Appendix E Additional Details of Experiments on the Machine Translation

For LaProp, we tried from {0.98, 0.99, 0.997, 0.999}. We found 0.999 to work the best and used it for all the grid search experiments. For LaMAdam, we set , . We use transformer_iwslt_de_en and transformer_vaswani_wmt_en_de_big architectures defined in fairseq for IWSLT’14 and WMT’16, respectively.

Hyperparameters for IWSLT’14.

We do a grid search for the learning rate and weight decay for both optimizers. We tried from {2.5e-4, 5e-4, 1e-3, 1.5e-3, 2e-3}, and weight decay from {0.0001, 0.001, 0.01, 0.1}. The best combinations for LaProp and LaMAdam

 are (5e-4, 0.01) and (1.5e-3, 0.01). For other hyperparameters, we use the default setting in the fairseq example, which sets dropout probability to 0.3, uses label smoothed cross entropy loss with a smoothing coefficient 0.1, and shares the input and output token embedding parameters.

Hyperparameters for WMT’16.

The default implementation from fairseq did not use weight decay, so we also ignore weight decay in all experiments. For LaProp, we found to give the best results, and we set in all experiments. This takes around 8 hours on 16 V100 GPUs each run. For grid search, we tried from {5e-4, 1e-3, 1.5e-3, 2e-3}, and found 1e-3 and 1.5e-3 to work the best for LaProp and LaMAdam respectively. Other hyperparameters are the defaults of the corresponding fairseq example, which uses a dropout probability of 0.3, the label smoothed cross entropy loss with a smoothing coefficient 0.1, and shares all embedding parameters.

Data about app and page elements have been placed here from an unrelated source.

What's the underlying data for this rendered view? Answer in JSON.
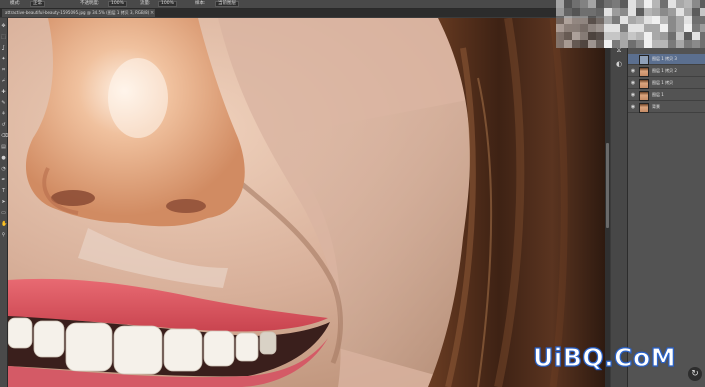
{
  "options_bar": {
    "items": [
      "模式:",
      "正常",
      "不透明度:",
      "100%",
      "流量:",
      "100%",
      "样本:",
      "当前图层"
    ]
  },
  "document_tab": {
    "title": "attractive-beautiful-beauty-1595095.jpg @ 34.5% (图层 1 拷贝 3, RGB/8)",
    "close_glyph": "×"
  },
  "toolbar": {
    "icons": [
      "move-icon",
      "marquee-icon",
      "lasso-icon",
      "wand-icon",
      "crop-icon",
      "eyedropper-icon",
      "healing-icon",
      "brush-icon",
      "stamp-icon",
      "history-brush-icon",
      "eraser-icon",
      "gradient-icon",
      "blur-icon",
      "dodge-icon",
      "pen-icon",
      "type-icon",
      "path-select-icon",
      "shape-icon",
      "hand-icon",
      "zoom-icon"
    ]
  },
  "dock": {
    "icons": [
      "history-icon",
      "adjust-icon",
      "properties-icon"
    ]
  },
  "layers": {
    "rows": [
      {
        "name": "图层 1 拷贝 3",
        "active": true,
        "visible": false
      },
      {
        "name": "图层 1 拷贝 2",
        "active": false,
        "visible": true
      },
      {
        "name": "图层 1 拷贝",
        "active": false,
        "visible": true
      },
      {
        "name": "图层 1",
        "active": false,
        "visible": true
      },
      {
        "name": "背景",
        "active": false,
        "visible": true
      }
    ],
    "eye_glyph": "◉"
  },
  "watermark": "UiBQ.CoM",
  "colors": {
    "ui_dark": "#3b3b3b",
    "panel": "#535353",
    "active_layer": "#5b6f8f",
    "watermark_outline": "#2a63c9"
  }
}
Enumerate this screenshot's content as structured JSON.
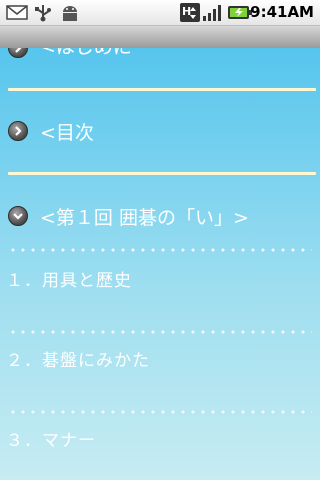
{
  "status_bar": {
    "time": "9:41AM",
    "icons": [
      "mail-icon",
      "usb-icon",
      "android-debug-icon",
      "hsdpa-data-icon",
      "signal-strength-icon",
      "battery-charging-icon"
    ]
  },
  "menu": {
    "partial_item": "<はじめに",
    "items": [
      {
        "label": "<目次",
        "state": "collapsed",
        "icon": "chevron-right-icon"
      },
      {
        "label": "<第１回 囲碁の「い」>",
        "state": "expanded",
        "icon": "chevron-down-icon"
      }
    ],
    "subitems": [
      {
        "label": "１．用具と歴史"
      },
      {
        "label": "２．碁盤にみかた"
      },
      {
        "label": "３．マナー"
      }
    ]
  },
  "colors": {
    "background_top": "#56c5ed",
    "background_bottom": "#c7ecf2",
    "separator": "#fff7cf",
    "text": "#ffffff"
  }
}
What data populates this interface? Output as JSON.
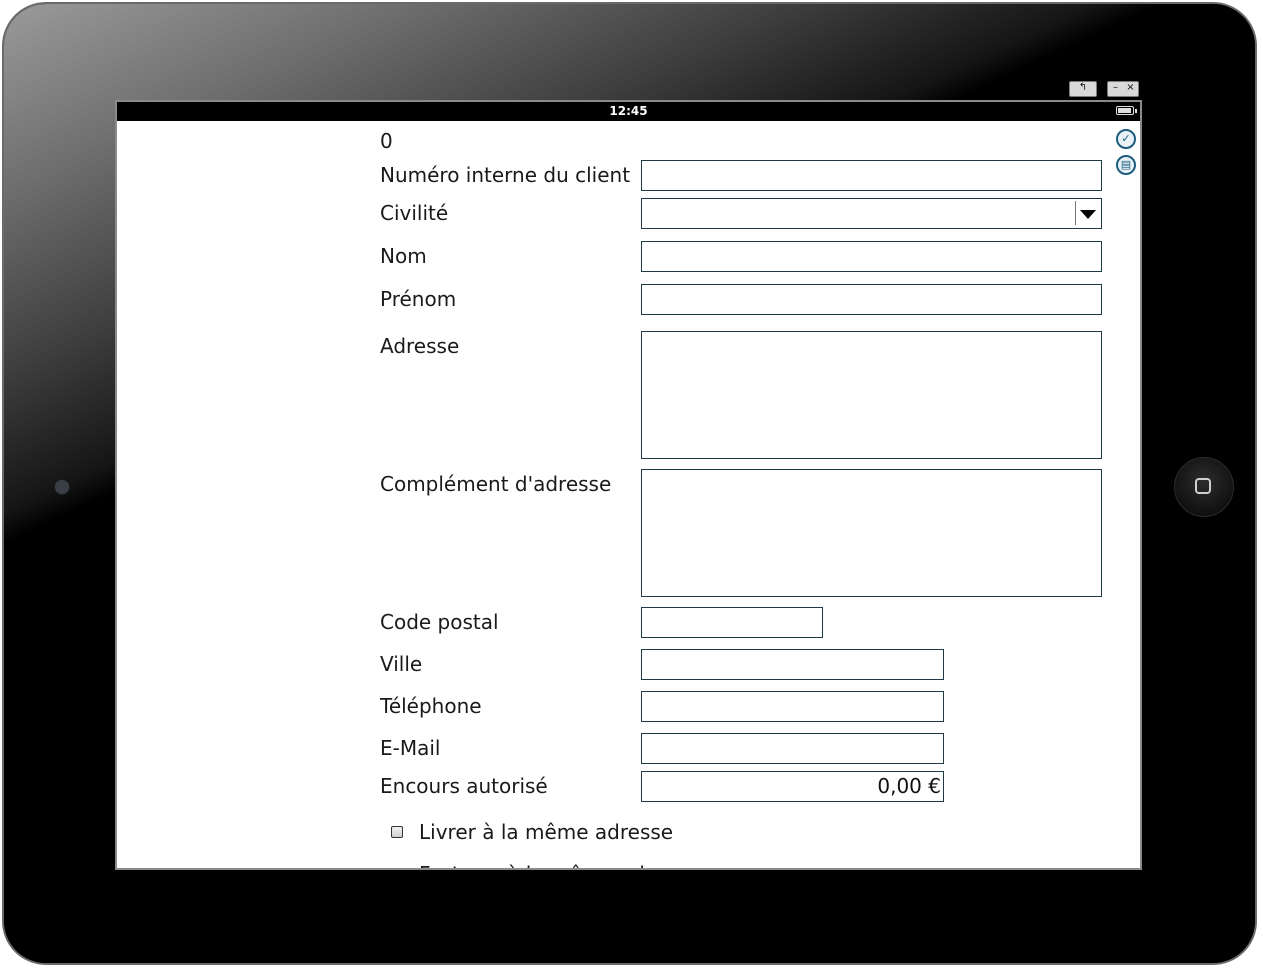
{
  "window": {
    "controls": {
      "back": "↰",
      "minimize": "–",
      "close": "×"
    }
  },
  "statusbar": {
    "time": "12:45"
  },
  "toolbar": {
    "check_icon": "check-circle-icon",
    "print_icon": "printer-icon"
  },
  "form": {
    "record_number": "0",
    "fields": {
      "client_internal_number": {
        "label": "Numéro interne du client",
        "value": ""
      },
      "civility": {
        "label": "Civilité",
        "value": ""
      },
      "last_name": {
        "label": "Nom",
        "value": ""
      },
      "first_name": {
        "label": "Prénom",
        "value": ""
      },
      "address": {
        "label": "Adresse",
        "value": ""
      },
      "address_complement": {
        "label": "Complément d'adresse",
        "value": ""
      },
      "postal_code": {
        "label": "Code postal",
        "value": ""
      },
      "city": {
        "label": "Ville",
        "value": ""
      },
      "phone": {
        "label": "Téléphone",
        "value": ""
      },
      "email": {
        "label": "E-Mail",
        "value": ""
      },
      "credit_limit": {
        "label": "Encours autorisé",
        "value": "0,00 €"
      }
    },
    "checkboxes": [
      {
        "label": "Livrer à la même adresse",
        "checked": false
      },
      {
        "label": "Facturer à la même adresse",
        "checked": false
      }
    ]
  },
  "colors": {
    "field_border": "#1e3a44",
    "icon_accent": "#1d5c7e",
    "frame": "#000000"
  }
}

Appendix F Additional Details of Experiments on the GLUE benchmark

It is reported in Liu et al. (2019) that Adam is sensitive to the choice of on GLUE. Following their settings, we set for both Adam and MAdam. For LaProp and LaMAdam, however, we always set , like all other experiments in this paper, which is consistent with the observation in Ziyin et al. (2020) that LaProp is robust to the choice of . We set for Adam and LaProp, and for LaProp and LaMAdam. All other hyperparameters are set to the same as the example in fairseq.666 For each task, we do a grid search over the learning rate and weight decay, which are chosen from {5e-6, 1e-5, 2e-5, 4e-5, 5e-5, 6e-5} and {0.025, 0.05, 0.1, 0.2} respectively. We list the best combinations for Adam, MAdam, LaProp and LaMAdam on each task as below:

  • (1e-5, 0.1), (1e-5, 0.1), (4e-5, 0.025), (4e-5, 0.025).

  • (1e-5, 0.1), (1e-5, 0.1), (4e-5, 0.025), (4e-5, 0.025).

  • (1e-5, 0.1), (1e-5, 0.1), (4e-5, 0.05), (4e-5, 0.05).

  • (1e-5, 0.1), (1e-5, 0.1), (4e-5, 0.1), (4e-5, 0.1).

  • (2e-5, 0.1), (2e-5, 0.1), (6e-5, 0.1), (6e-5, 0.1).

  • (1e-5, 0.1), (1e-5, 0.1), (6e-5, 0.1), (6e-5, 0.1).

  • (2e-5, 0.1), (2e-5, 0.1), (4e-5, 0.5), (4e-5, 0.5).

  • (2e-5, 0.1), (2e-5, 0.1), (6e-5, 0.5), (6e-5, 0.5).